Since then, medical advances have improved and treatment has made it possible for individuals to live a long and healthy life. Most people taking daily HIV treatment reach an undetectable viral load within 6 months of starting treatment. This means that they cannot pass the virus on, as long as, they keep taking their medication regularly. The concept is known as ‘U=U’, which means ‘undetectable = untransmittable’.
Drugs such as PrEP (Pre-Exposure Prophylaxis) and PEP (Post-Exposure Prophylaxis) have massively improved the prevention of HIV, therefore, greatly reducing the number of infections. These drugs have been a game-changer on the forefront of tackling the virus.
Not only this, but sex education has played a vital role in helping the prevention of HIV, and access to sexual health clinics have proved effective too.
There have been hopes that a HIV vaccine will be available in the near future.
Despite this, homophobic and transphobic attitudes are still attached to the virus, even in the present day, which exacerbates the stigma that only LGBT+ individuals can get it, and particularly the stigma that gay men are solely affected. Leading to individuals who identify in the community not to discuss their sexual behaviours, in fear of not getting substantial medical advice and care.
Discrimination against those who are HIV-positive, not only exists in a social capacity, but work and professional spaces too.
These have led to laws and policies that have actively discriminated those that live with the virus. One particular law has just been overturned in the UK. People who have HIV, or take medication for it, will be able to apply to join the UK armed forces for the first time, making the UK, the second country in the world to update its armed forces policy.
In 2020, 37.7 million people were living with HIV/AIDS globally, with 680,000 people dying from HIV-related illnesses.
In 2019, there were 106,890 people living with HIV in the UK, and of these, 5,150 were undiagnosed, meaning they didn’t know that they were HIV-positive, and London continues to have the highest rates of HIV in England. 37% of new diagnoses in 2020 were London residents.

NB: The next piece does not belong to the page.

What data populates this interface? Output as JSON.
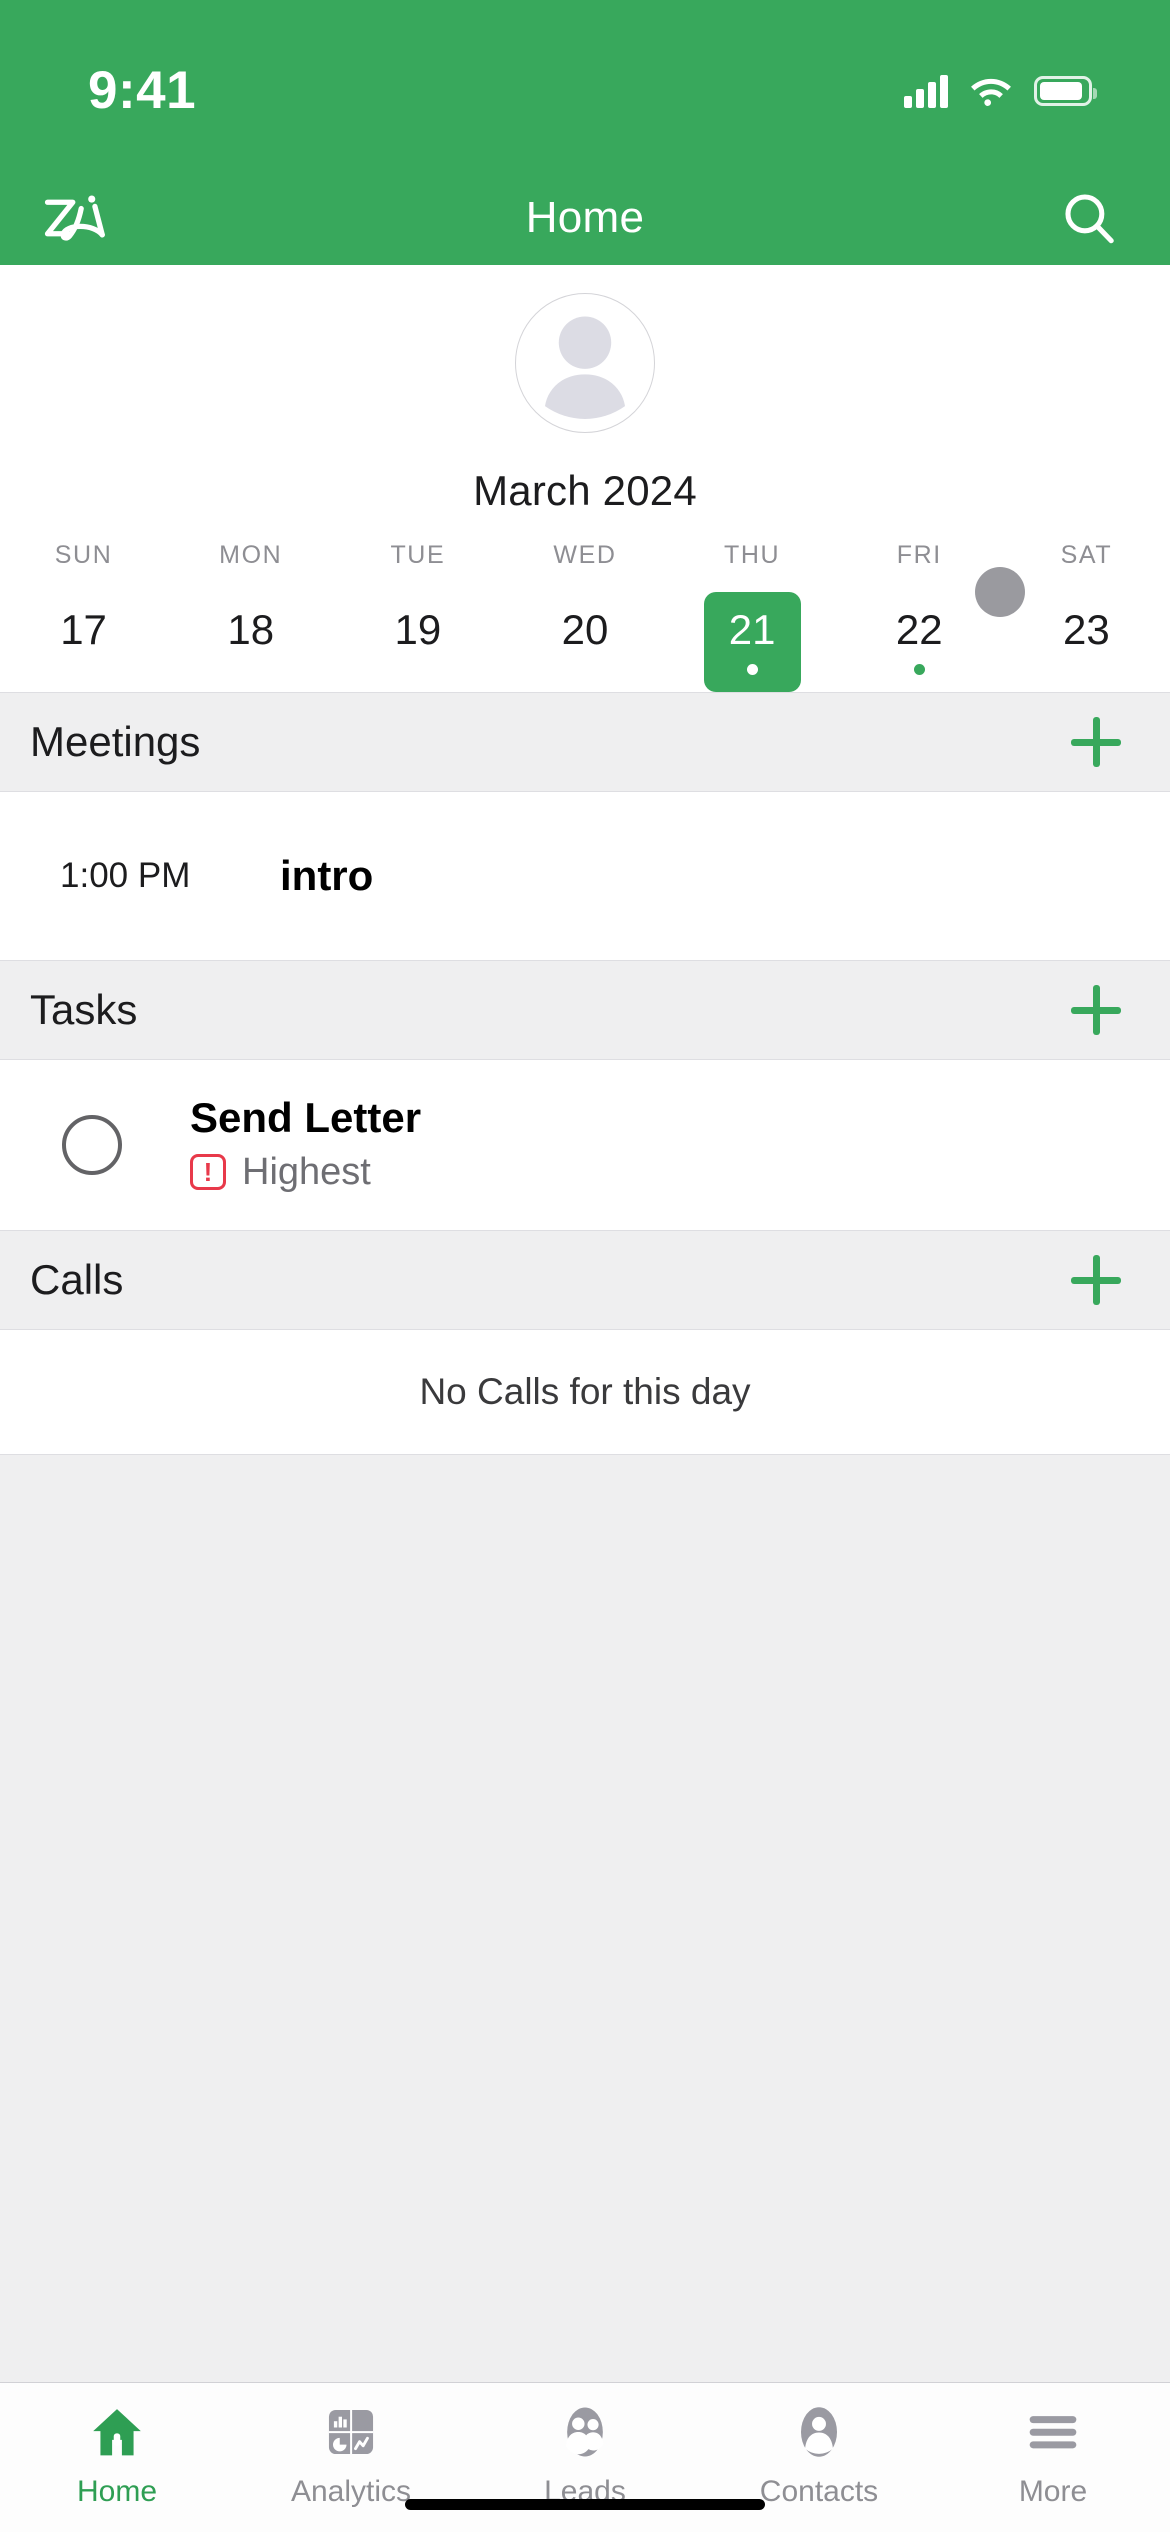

The government says it will commit £20m over three years to fund opt-out testing in accident and emergency departments in areas with highest HIV prevalence, and annual reporting to Parliament on progress to ensure the 2030 goal is met. Some say that this isn’t enough, and PrEP needs to be made available to areas that are economically stunted and to community pharmacies and GPs, to make sure that women and ethnic minorities are reached.
Below is a map showing the locations of historic moments in the UK’s battle against the HIV/AIDS epidemic. The red pins indicate their location.
Words by: Joe Benham | Subbing: Valeria Vintimilla